- **TASK TO COMPLETE**
Write each record again exactly as it stands.

- **TASK MATERIAL**
::::::::::

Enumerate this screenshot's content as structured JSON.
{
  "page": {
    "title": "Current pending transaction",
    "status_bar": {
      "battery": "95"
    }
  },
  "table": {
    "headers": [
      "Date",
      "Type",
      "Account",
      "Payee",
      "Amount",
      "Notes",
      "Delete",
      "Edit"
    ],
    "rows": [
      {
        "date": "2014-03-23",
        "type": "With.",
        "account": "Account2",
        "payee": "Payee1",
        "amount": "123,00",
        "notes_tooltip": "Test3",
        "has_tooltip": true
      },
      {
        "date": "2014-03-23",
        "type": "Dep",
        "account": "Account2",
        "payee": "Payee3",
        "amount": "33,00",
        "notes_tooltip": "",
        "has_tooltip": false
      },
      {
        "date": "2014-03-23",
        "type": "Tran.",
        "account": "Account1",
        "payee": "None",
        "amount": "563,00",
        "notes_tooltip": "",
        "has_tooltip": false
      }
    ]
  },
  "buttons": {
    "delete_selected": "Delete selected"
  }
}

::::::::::

- **RESULT BELOW**
Enumerate this screenshot's content as structured JSON.
{
  "page": {
    "title": "Current pending transaction",
    "status_bar": {
      "battery": "95"
    }
  },
  "table": {
    "headers": [
      "Date",
      "Type",
      "Account",
      "Payee",
      "Amount",
      "Notes",
      "Delete",
      "Edit"
    ],
    "rows": [
      {
        "date": "2014-03-23",
        "type": "With.",
        "account": "Account2",
        "payee": "Payee1",
        "amount": "123,00",
        "notes_tooltip": "Test3",
        "has_tooltip": true
      },
      {
        "date": "2014-03-23",
        "type": "Dep",
        "account": "Account2",
        "payee": "Payee3",
        "amount": "33,00",
        "notes_tooltip": "",
        "has_tooltip": false
      },
      {
        "date": "2014-03-23",
        "type": "Tran.",
        "account": "Account1",
        "payee": "None",
        "amount": "563,00",
        "notes_tooltip": "",
        "has_tooltip": false
      }
    ]
  },
  "buttons": {
    "delete_selected": "Delete selected"
  }
}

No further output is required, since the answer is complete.